## Try it:
An exact copy of every entry is needed, without the pictures.

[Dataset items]
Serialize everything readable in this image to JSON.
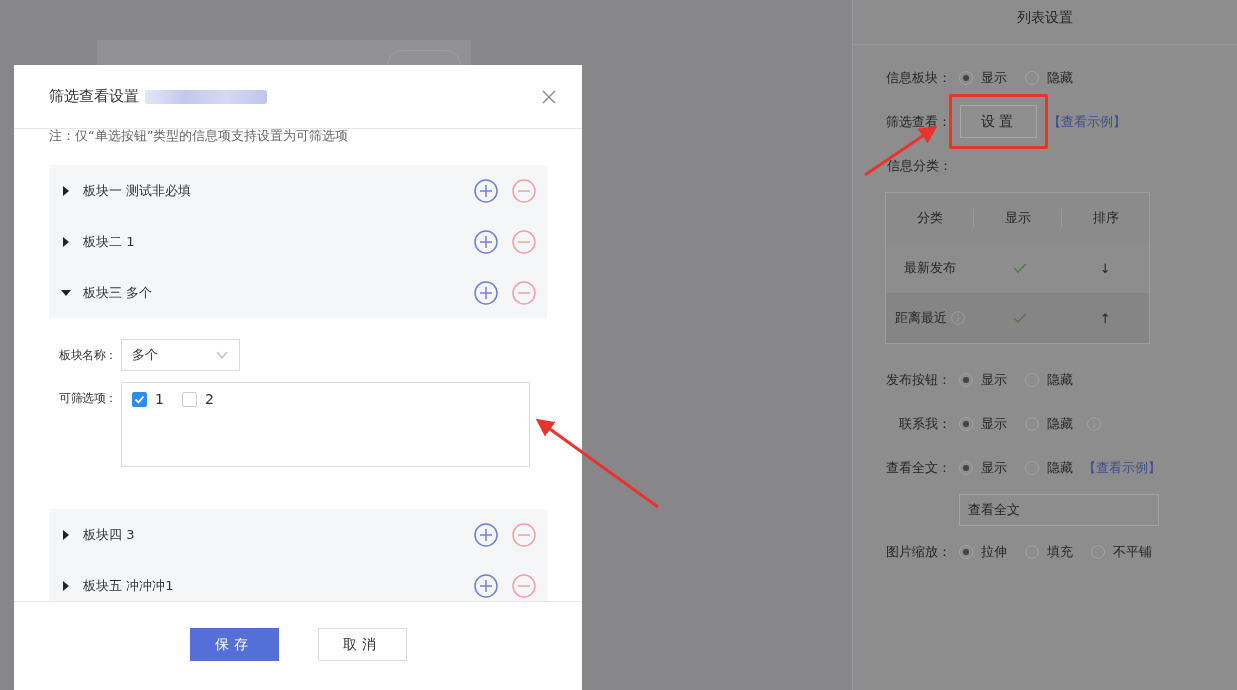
{
  "modal": {
    "title": "筛选查看设置",
    "note": "注：仅“单选按钮”类型的信息项支持设置为可筛选项",
    "sections": [
      {
        "name": "板块一 测试非必填",
        "expanded": false
      },
      {
        "name": "板块二 1",
        "expanded": false
      },
      {
        "name": "板块三 多个",
        "expanded": true,
        "name_label": "板块名称：",
        "name_value": "多个",
        "options_label": "可筛选项：",
        "options": [
          {
            "label": "1",
            "checked": true
          },
          {
            "label": "2",
            "checked": false
          }
        ]
      },
      {
        "name": "板块四 3",
        "expanded": false
      },
      {
        "name": "板块五 冲冲冲1",
        "expanded": false
      }
    ],
    "buttons": [
      {
        "label": "保存",
        "kind": "primary"
      },
      {
        "label": "取消",
        "kind": "default"
      }
    ]
  },
  "settings_panel": {
    "title": "列表设置",
    "rows": [
      {
        "kind": "radio",
        "label": "信息板块：",
        "options": [
          {
            "label": "显示",
            "selected": true
          },
          {
            "label": "隐藏",
            "selected": false
          }
        ]
      },
      {
        "kind": "button",
        "label": "筛选查看：",
        "button": "设置",
        "link": "【查看示例】",
        "highlighted": true
      },
      {
        "kind": "table",
        "label": "信息分类：",
        "columns": [
          "分类",
          "显示",
          "排序"
        ],
        "rows": [
          {
            "name": "最新发布",
            "info": false,
            "shown": true,
            "sort": "↓"
          },
          {
            "name": "距离最近",
            "info": true,
            "shown": true,
            "sort": "↑"
          }
        ]
      },
      {
        "kind": "radio",
        "label": "发布按钮：",
        "options": [
          {
            "label": "显示",
            "selected": true
          },
          {
            "label": "隐藏",
            "selected": false
          }
        ]
      },
      {
        "kind": "radio",
        "label": "联系我：",
        "info": true,
        "options": [
          {
            "label": "显示",
            "selected": true
          },
          {
            "label": "隐藏",
            "selected": false
          }
        ]
      },
      {
        "kind": "radio",
        "label": "查看全文：",
        "link": "【查看示例】",
        "value": "查看全文",
        "options": [
          {
            "label": "显示",
            "selected": true
          },
          {
            "label": "隐藏",
            "selected": false
          }
        ]
      },
      {
        "kind": "radio",
        "label": "图片缩放：",
        "options": [
          {
            "label": "拉伸",
            "selected": true
          },
          {
            "label": "填充",
            "selected": false
          },
          {
            "label": "不平铺",
            "selected": false
          }
        ]
      }
    ]
  }
}
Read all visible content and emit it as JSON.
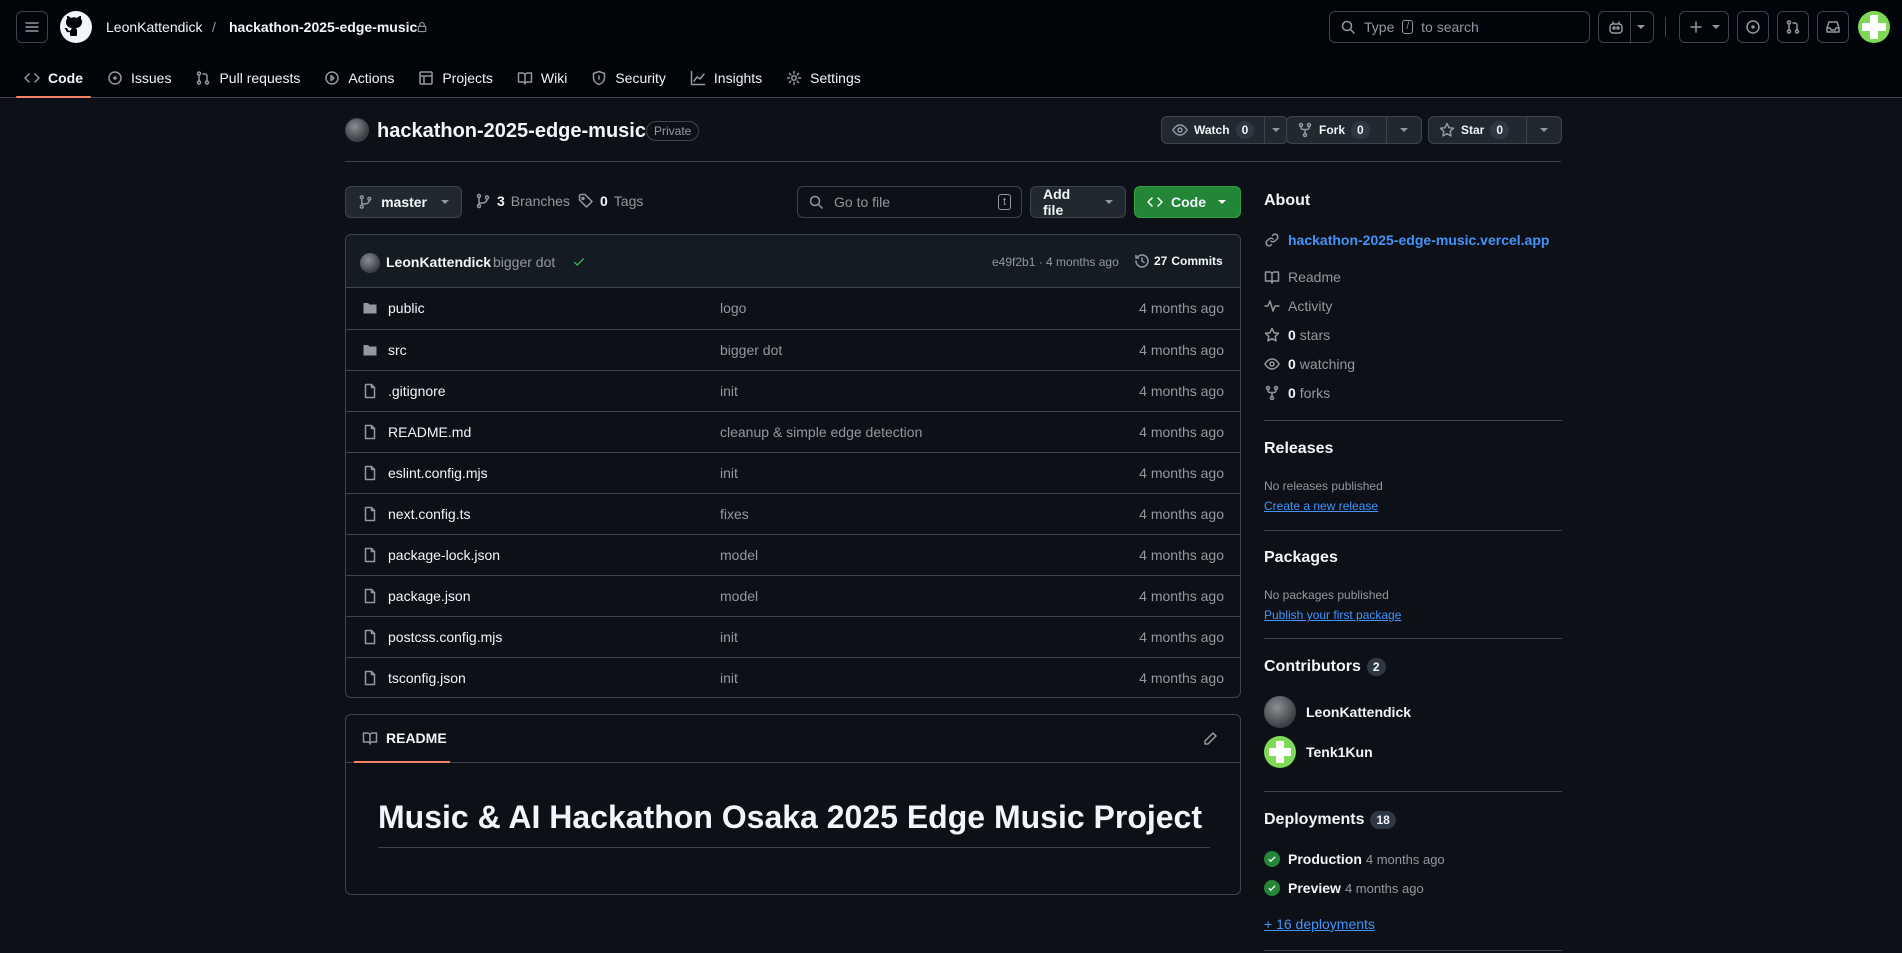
{
  "header": {
    "owner": "LeonKattendick",
    "separator": "/",
    "repo": "hackathon-2025-edge-music",
    "search_prefix": "Type",
    "search_key": "/",
    "search_suffix": "to search"
  },
  "tabs": [
    {
      "label": "Code",
      "icon": "code-icon"
    },
    {
      "label": "Issues",
      "icon": "issue-icon"
    },
    {
      "label": "Pull requests",
      "icon": "pull-request-icon"
    },
    {
      "label": "Actions",
      "icon": "play-icon"
    },
    {
      "label": "Projects",
      "icon": "table-icon"
    },
    {
      "label": "Wiki",
      "icon": "book-icon"
    },
    {
      "label": "Security",
      "icon": "shield-icon"
    },
    {
      "label": "Insights",
      "icon": "graph-icon"
    },
    {
      "label": "Settings",
      "icon": "gear-icon"
    }
  ],
  "repo": {
    "name": "hackathon-2025-edge-music",
    "visibility": "Private",
    "watch_label": "Watch",
    "watch_count": "0",
    "fork_label": "Fork",
    "fork_count": "0",
    "star_label": "Star",
    "star_count": "0"
  },
  "toolbar": {
    "branch": "master",
    "branches_count": "3",
    "branches_label": "Branches",
    "tags_count": "0",
    "tags_label": "Tags",
    "goto_placeholder": "Go to file",
    "goto_key": "t",
    "add_file": "Add file",
    "code": "Code"
  },
  "commit": {
    "author": "LeonKattendick",
    "message": "bigger dot",
    "hash_time": "e49f2b1 · 4 months ago",
    "commits_count": "27",
    "commits_label": "Commits"
  },
  "files": [
    {
      "name": "public",
      "type": "folder",
      "message": "logo",
      "date": "4 months ago"
    },
    {
      "name": "src",
      "type": "folder",
      "message": "bigger dot",
      "date": "4 months ago"
    },
    {
      "name": ".gitignore",
      "type": "file",
      "message": "init",
      "date": "4 months ago"
    },
    {
      "name": "README.md",
      "type": "file",
      "message": "cleanup & simple edge detection",
      "date": "4 months ago"
    },
    {
      "name": "eslint.config.mjs",
      "type": "file",
      "message": "init",
      "date": "4 months ago"
    },
    {
      "name": "next.config.ts",
      "type": "file",
      "message": "fixes",
      "date": "4 months ago"
    },
    {
      "name": "package-lock.json",
      "type": "file",
      "message": "model",
      "date": "4 months ago"
    },
    {
      "name": "package.json",
      "type": "file",
      "message": "model",
      "date": "4 months ago"
    },
    {
      "name": "postcss.config.mjs",
      "type": "file",
      "message": "init",
      "date": "4 months ago"
    },
    {
      "name": "tsconfig.json",
      "type": "file",
      "message": "init",
      "date": "4 months ago"
    }
  ],
  "readme": {
    "tab": "README",
    "heading": "Music & AI Hackathon Osaka 2025 Edge Music Project"
  },
  "about": {
    "title": "About",
    "website": "hackathon-2025-edge-music.vercel.app",
    "readme": "Readme",
    "activity": "Activity",
    "stars_count": "0",
    "stars_label": "stars",
    "watching_count": "0",
    "watching_label": "watching",
    "forks_count": "0",
    "forks_label": "forks"
  },
  "releases": {
    "title": "Releases",
    "empty": "No releases published",
    "create": "Create a new release"
  },
  "packages": {
    "title": "Packages",
    "empty": "No packages published",
    "publish": "Publish your first package"
  },
  "contributors": {
    "title": "Contributors",
    "count": "2",
    "people": [
      "LeonKattendick",
      "Tenk1Kun"
    ]
  },
  "deployments": {
    "title": "Deployments",
    "count": "18",
    "items": [
      {
        "name": "Production",
        "time": "4 months ago"
      },
      {
        "name": "Preview",
        "time": "4 months ago"
      }
    ],
    "more": "+ 16 deployments"
  },
  "colors": {
    "bg": "#0d1117",
    "header_bg": "#010409",
    "border": "#3d444d",
    "accent_tab": "#f78166",
    "green": "#238636",
    "link": "#4493f8",
    "muted": "#9198a1"
  }
}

## Result of the task:
Serialize everything readable in this image to JSON.
{
  "modal": {
    "title": "筛选查看设置",
    "note": "注：仅“单选按钮”类型的信息项支持设置为可筛选项",
    "sections": [
      {
        "name": "板块一 测试非必填",
        "expanded": false
      },
      {
        "name": "板块二 1",
        "expanded": false
      },
      {
        "name": "板块三 多个",
        "expanded": true,
        "name_label": "板块名称：",
        "name_value": "多个",
        "options_label": "可筛选项：",
        "options": [
          {
            "label": "1",
            "checked": true
          },
          {
            "label": "2",
            "checked": false
          }
        ]
      },
      {
        "name": "板块四 3",
        "expanded": false
      },
      {
        "name": "板块五 冲冲冲1",
        "expanded": false
      }
    ],
    "buttons": [
      {
        "label": "保存",
        "kind": "primary"
      },
      {
        "label": "取消",
        "kind": "default"
      }
    ]
  },
  "settings_panel": {
    "title": "列表设置",
    "rows": [
      {
        "kind": "radio",
        "label": "信息板块：",
        "options": [
          {
            "label": "显示",
            "selected": true
          },
          {
            "label": "隐藏",
            "selected": false
          }
        ]
      },
      {
        "kind": "button",
        "label": "筛选查看：",
        "button": "设置",
        "link": "【查看示例】",
        "highlighted": true
      },
      {
        "kind": "table",
        "label": "信息分类：",
        "columns": [
          "分类",
          "显示",
          "排序"
        ],
        "rows": [
          {
            "name": "最新发布",
            "info": false,
            "shown": true,
            "sort": "↓"
          },
          {
            "name": "距离最近",
            "info": true,
            "shown": true,
            "sort": "↑"
          }
        ]
      },
      {
        "kind": "radio",
        "label": "发布按钮：",
        "options": [
          {
            "label": "显示",
            "selected": true
          },
          {
            "label": "隐藏",
            "selected": false
          }
        ]
      },
      {
        "kind": "radio",
        "label": "联系我：",
        "info": true,
        "options": [
          {
            "label": "显示",
            "selected": true
          },
          {
            "label": "隐藏",
            "selected": false
          }
        ]
      },
      {
        "kind": "radio",
        "label": "查看全文：",
        "link": "【查看示例】",
        "value": "查看全文",
        "options": [
          {
            "label": "显示",
            "selected": true
          },
          {
            "label": "隐藏",
            "selected": false
          }
        ]
      },
      {
        "kind": "radio",
        "label": "图片缩放：",
        "options": [
          {
            "label": "拉伸",
            "selected": true
          },
          {
            "label": "填充",
            "selected": false
          },
          {
            "label": "不平铺",
            "selected": false
          }
        ]
      }
    ]
  }
}
Read all visible content and emit it as JSON.
{
  "header": {
    "owner": "LeonKattendick",
    "separator": "/",
    "repo": "hackathon-2025-edge-music",
    "search_prefix": "Type",
    "search_key": "/",
    "search_suffix": "to search"
  },
  "tabs": [
    {
      "label": "Code",
      "icon": "code-icon"
    },
    {
      "label": "Issues",
      "icon": "issue-icon"
    },
    {
      "label": "Pull requests",
      "icon": "pull-request-icon"
    },
    {
      "label": "Actions",
      "icon": "play-icon"
    },
    {
      "label": "Projects",
      "icon": "table-icon"
    },
    {
      "label": "Wiki",
      "icon": "book-icon"
    },
    {
      "label": "Security",
      "icon": "shield-icon"
    },
    {
      "label": "Insights",
      "icon": "graph-icon"
    },
    {
      "label": "Settings",
      "icon": "gear-icon"
    }
  ],
  "repo": {
    "name": "hackathon-2025-edge-music",
    "visibility": "Private",
    "watch_label": "Watch",
    "watch_count": "0",
    "fork_label": "Fork",
    "fork_count": "0",
    "star_label": "Star",
    "star_count": "0"
  },
  "toolbar": {
    "branch": "master",
    "branches_count": "3",
    "branches_label": "Branches",
    "tags_count": "0",
    "tags_label": "Tags",
    "goto_placeholder": "Go to file",
    "goto_key": "t",
    "add_file": "Add file",
    "code": "Code"
  },
  "commit": {
    "author": "LeonKattendick",
    "message": "bigger dot",
    "hash_time": "e49f2b1 · 4 months ago",
    "commits_count": "27",
    "commits_label": "Commits"
  },
  "files": [
    {
      "name": "public",
      "type": "folder",
      "message": "logo",
      "date": "4 months ago"
    },
    {
      "name": "src",
      "type": "folder",
      "message": "bigger dot",
      "date": "4 months ago"
    },
    {
      "name": ".gitignore",
      "type": "file",
      "message": "init",
      "date": "4 months ago"
    },
    {
      "name": "README.md",
      "type": "file",
      "message": "cleanup & simple edge detection",
      "date": "4 months ago"
    },
    {
      "name": "eslint.config.mjs",
      "type": "file",
      "message": "init",
      "date": "4 months ago"
    },
    {
      "name": "next.config.ts",
      "type": "file",
      "message": "fixes",
      "date": "4 months ago"
    },
    {
      "name": "package-lock.json",
      "type": "file",
      "message": "model",
      "date": "4 months ago"
    },
    {
      "name": "package.json",
      "type": "file",
      "message": "model",
      "date": "4 months ago"
    },
    {
      "name": "postcss.config.mjs",
      "type": "file",
      "message": "init",
      "date": "4 months ago"
    },
    {
      "name": "tsconfig.json",
      "type": "file",
      "message": "init",
      "date": "4 months ago"
    }
  ],
  "readme": {
    "tab": "README",
    "heading": "Music & AI Hackathon Osaka 2025 Edge Music Project"
  },
  "about": {
    "title": "About",
    "website": "hackathon-2025-edge-music.vercel.app",
    "readme": "Readme",
    "activity": "Activity",
    "stars_count": "0",
    "stars_label": "stars",
    "watching_count": "0",
    "watching_label": "watching",
    "forks_count": "0",
    "forks_label": "forks"
  },
  "releases": {
    "title": "Releases",
    "empty": "No releases published",
    "create": "Create a new release"
  },
  "packages": {
    "title": "Packages",
    "empty": "No packages published",
    "publish": "Publish your first package"
  },
  "contributors": {
    "title": "Contributors",
    "count": "2",
    "people": [
      "LeonKattendick",
      "Tenk1Kun"
    ]
  },
  "deployments": {
    "title": "Deployments",
    "count": "18",
    "items": [
      {
        "name": "Production",
        "time": "4 months ago"
      },
      {
        "name": "Preview",
        "time": "4 months ago"
      }
    ],
    "more": "+ 16 deployments"
  },
  "colors": {
    "bg": "#0d1117",
    "header_bg": "#010409",
    "border": "#3d444d",
    "accent_tab": "#f78166",
    "green": "#238636",
    "link": "#4493f8",
    "muted": "#9198a1"
  }
}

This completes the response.